Prof Stephen Harris, a retired Bristol University academic, has been accused of “cherry-picking” studies, allowing him to “ignore or misrepresent the science that had been contrary to the activist agenda”.
The Crown Prosecution Service is now facing calls to review the suitability of Prof Harris as an expert witness.
Even as an expert witness you are supposed to do this you know. There’s a hell of a lot of dross published as science out there after all.
Quite what he line to cross between being properly selective and biased is, well, hmm……..
A parked car belonging to an imprisoned man cannot be moved whilst he is in jail because he has a blue badge, a council has said.

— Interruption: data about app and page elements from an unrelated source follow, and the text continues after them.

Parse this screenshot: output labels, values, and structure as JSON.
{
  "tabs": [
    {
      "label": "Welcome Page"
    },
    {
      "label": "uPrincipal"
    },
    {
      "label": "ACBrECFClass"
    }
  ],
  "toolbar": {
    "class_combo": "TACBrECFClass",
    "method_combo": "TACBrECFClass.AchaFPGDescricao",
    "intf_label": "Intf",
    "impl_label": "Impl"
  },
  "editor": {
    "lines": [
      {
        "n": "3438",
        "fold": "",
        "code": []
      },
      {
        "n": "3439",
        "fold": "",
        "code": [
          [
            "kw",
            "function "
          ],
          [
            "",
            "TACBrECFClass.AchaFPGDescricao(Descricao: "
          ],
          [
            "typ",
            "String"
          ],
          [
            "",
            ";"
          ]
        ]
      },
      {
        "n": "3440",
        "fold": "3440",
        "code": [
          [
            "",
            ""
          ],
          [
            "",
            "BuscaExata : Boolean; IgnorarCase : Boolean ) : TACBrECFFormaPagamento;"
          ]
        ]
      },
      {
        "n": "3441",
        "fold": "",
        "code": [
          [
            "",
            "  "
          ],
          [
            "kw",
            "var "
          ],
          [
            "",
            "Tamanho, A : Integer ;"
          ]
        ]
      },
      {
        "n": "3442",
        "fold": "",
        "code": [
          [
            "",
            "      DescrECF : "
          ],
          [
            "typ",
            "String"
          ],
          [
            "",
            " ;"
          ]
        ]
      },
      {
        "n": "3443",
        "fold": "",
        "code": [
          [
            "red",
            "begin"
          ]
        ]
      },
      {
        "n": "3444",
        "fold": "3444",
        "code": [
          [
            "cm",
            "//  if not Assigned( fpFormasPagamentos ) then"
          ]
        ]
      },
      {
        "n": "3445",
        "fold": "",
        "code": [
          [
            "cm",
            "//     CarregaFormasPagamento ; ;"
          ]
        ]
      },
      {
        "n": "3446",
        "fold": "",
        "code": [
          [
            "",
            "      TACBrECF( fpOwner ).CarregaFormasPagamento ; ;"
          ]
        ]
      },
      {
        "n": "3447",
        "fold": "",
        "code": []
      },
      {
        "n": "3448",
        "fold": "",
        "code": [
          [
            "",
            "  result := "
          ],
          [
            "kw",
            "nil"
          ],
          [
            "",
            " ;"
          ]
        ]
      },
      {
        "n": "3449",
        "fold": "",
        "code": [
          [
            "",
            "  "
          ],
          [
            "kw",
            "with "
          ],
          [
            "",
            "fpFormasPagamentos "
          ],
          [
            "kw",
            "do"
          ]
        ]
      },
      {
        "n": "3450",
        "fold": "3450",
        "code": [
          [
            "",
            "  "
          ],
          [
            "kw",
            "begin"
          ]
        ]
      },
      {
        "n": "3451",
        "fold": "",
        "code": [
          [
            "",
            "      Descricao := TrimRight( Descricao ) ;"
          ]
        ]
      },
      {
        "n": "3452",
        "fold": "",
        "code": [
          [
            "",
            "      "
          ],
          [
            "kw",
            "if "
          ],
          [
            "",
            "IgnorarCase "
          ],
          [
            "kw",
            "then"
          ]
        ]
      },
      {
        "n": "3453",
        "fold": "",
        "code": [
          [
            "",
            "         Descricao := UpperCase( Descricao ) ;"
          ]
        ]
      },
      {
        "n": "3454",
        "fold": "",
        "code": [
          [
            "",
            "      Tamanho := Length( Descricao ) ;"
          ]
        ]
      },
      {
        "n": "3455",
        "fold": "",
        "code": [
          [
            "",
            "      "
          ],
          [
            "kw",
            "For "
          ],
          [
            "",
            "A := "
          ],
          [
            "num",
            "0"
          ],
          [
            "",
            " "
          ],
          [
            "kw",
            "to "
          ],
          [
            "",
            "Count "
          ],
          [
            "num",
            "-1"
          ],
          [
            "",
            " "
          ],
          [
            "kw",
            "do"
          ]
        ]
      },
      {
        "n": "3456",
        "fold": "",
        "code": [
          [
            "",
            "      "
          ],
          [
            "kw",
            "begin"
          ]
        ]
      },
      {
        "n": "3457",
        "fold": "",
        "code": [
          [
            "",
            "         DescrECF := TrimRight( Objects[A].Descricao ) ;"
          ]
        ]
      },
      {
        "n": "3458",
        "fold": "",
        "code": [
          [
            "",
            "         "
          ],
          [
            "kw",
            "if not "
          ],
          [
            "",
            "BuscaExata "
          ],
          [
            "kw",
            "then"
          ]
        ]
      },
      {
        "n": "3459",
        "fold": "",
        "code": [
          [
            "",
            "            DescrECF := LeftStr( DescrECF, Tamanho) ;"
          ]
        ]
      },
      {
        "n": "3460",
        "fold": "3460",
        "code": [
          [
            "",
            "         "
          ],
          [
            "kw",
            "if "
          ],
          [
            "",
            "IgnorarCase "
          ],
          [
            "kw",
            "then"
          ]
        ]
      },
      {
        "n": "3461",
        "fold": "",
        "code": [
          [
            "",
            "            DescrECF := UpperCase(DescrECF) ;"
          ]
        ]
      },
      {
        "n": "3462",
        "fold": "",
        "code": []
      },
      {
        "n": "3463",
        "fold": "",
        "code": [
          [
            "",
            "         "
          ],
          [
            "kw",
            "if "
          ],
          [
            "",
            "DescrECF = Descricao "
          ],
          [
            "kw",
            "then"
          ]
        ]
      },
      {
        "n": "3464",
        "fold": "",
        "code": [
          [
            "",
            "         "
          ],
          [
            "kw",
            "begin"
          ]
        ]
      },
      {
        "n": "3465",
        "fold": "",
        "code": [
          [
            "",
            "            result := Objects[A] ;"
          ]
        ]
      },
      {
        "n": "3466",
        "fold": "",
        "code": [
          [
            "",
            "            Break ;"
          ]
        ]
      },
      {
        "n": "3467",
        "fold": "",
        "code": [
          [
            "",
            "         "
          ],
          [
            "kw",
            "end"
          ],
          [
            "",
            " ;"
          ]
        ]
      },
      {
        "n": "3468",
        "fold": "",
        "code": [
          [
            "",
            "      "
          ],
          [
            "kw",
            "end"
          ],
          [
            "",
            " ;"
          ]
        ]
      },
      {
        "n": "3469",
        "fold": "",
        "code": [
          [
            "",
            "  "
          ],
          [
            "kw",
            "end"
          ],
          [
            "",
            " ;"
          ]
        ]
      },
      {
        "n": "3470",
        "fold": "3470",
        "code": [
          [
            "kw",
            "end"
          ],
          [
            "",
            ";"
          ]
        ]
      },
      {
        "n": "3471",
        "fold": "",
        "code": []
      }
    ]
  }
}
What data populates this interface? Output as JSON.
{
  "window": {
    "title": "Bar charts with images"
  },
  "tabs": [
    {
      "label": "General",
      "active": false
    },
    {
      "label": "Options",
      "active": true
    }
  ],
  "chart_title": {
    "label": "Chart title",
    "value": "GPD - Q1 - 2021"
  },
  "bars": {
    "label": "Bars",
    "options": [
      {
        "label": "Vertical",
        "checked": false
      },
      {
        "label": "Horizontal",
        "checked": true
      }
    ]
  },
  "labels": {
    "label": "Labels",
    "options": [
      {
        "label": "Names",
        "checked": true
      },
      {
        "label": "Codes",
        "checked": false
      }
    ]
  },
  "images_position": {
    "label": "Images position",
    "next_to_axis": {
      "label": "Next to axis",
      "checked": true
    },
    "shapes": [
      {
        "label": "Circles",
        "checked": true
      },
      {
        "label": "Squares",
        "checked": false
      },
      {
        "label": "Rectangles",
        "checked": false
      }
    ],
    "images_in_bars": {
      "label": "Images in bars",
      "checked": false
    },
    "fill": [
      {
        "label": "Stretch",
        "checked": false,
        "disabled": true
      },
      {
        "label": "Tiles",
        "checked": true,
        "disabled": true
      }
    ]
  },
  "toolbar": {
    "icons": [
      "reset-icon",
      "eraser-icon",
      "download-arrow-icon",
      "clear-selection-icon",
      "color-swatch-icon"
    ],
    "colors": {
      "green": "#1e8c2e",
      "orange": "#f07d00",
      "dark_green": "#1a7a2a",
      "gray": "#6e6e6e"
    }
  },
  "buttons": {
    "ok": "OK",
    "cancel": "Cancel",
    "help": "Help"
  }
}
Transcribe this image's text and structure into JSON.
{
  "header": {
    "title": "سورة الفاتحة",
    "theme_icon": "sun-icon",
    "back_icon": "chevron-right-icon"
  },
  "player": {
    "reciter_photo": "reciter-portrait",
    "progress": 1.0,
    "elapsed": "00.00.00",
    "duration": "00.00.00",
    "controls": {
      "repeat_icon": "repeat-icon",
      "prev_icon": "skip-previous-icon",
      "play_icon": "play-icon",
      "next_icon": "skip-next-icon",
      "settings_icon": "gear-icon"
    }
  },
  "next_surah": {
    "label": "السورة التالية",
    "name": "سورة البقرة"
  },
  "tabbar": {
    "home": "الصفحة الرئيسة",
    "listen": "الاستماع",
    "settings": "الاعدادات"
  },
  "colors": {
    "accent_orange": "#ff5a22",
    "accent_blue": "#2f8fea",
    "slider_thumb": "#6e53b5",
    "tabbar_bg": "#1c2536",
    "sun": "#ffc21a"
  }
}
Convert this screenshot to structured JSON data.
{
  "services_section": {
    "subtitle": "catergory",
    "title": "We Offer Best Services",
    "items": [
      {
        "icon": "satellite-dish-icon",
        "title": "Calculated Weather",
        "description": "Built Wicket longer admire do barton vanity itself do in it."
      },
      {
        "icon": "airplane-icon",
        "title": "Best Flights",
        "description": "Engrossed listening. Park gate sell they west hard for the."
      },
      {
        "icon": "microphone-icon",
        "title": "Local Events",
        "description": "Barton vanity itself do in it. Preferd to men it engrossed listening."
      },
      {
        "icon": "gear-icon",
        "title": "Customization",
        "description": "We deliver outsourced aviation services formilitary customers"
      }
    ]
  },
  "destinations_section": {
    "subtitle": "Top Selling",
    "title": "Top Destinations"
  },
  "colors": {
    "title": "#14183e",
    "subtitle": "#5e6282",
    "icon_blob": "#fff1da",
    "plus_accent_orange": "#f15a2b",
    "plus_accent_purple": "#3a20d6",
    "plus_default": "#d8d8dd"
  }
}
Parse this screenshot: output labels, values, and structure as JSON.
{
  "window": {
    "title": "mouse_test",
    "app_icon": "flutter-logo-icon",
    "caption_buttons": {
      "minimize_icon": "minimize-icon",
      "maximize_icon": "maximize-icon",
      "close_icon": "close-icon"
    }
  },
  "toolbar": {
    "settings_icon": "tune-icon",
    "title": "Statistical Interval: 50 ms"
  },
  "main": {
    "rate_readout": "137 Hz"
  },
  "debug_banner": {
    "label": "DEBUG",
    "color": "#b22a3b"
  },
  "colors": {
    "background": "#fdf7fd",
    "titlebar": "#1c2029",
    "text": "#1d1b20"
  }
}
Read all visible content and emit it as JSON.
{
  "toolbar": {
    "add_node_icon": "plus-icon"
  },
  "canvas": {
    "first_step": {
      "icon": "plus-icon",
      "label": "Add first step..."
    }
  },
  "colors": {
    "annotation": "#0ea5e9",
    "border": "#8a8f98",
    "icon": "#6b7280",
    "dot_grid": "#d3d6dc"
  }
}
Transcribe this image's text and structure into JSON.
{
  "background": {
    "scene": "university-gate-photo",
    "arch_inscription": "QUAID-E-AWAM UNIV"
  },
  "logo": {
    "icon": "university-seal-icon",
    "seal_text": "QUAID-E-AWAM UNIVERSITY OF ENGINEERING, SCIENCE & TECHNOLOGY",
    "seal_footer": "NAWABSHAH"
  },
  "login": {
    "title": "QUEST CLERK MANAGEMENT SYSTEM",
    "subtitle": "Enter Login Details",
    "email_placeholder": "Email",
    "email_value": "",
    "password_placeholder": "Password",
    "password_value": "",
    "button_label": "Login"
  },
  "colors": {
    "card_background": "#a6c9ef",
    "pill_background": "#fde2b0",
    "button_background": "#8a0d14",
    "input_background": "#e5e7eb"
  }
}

The vehicle, which is said to belong to David Marks, has been reportedly sat outside Croydon Crown Court for months after Mr Marks parked there to attend his own hearing.
Local residents have now raised questions over the car, asking why it has been allowed to take up the disabled bay for so long, despite no one using it.
But the council has confirmed it has no intentions of moving the vehicle as it parked there legally.
The Smart car has been sitting outside the court since Mr Marks, from Bromley, was jailed earlier this year.
He reportedly drove the car to court where he was sentenced for racially or religiously aggravated harassment. After being found guilty of one count and pleading guilty to a second he was jailed for 12 months on April 13.
And no, we don’t have exceptions. It’s legal, on your way then matey. That he’s in jail, on holiday, simply wants to leave his car where it’s legally parked? It’s legally parked and there’s an end to it.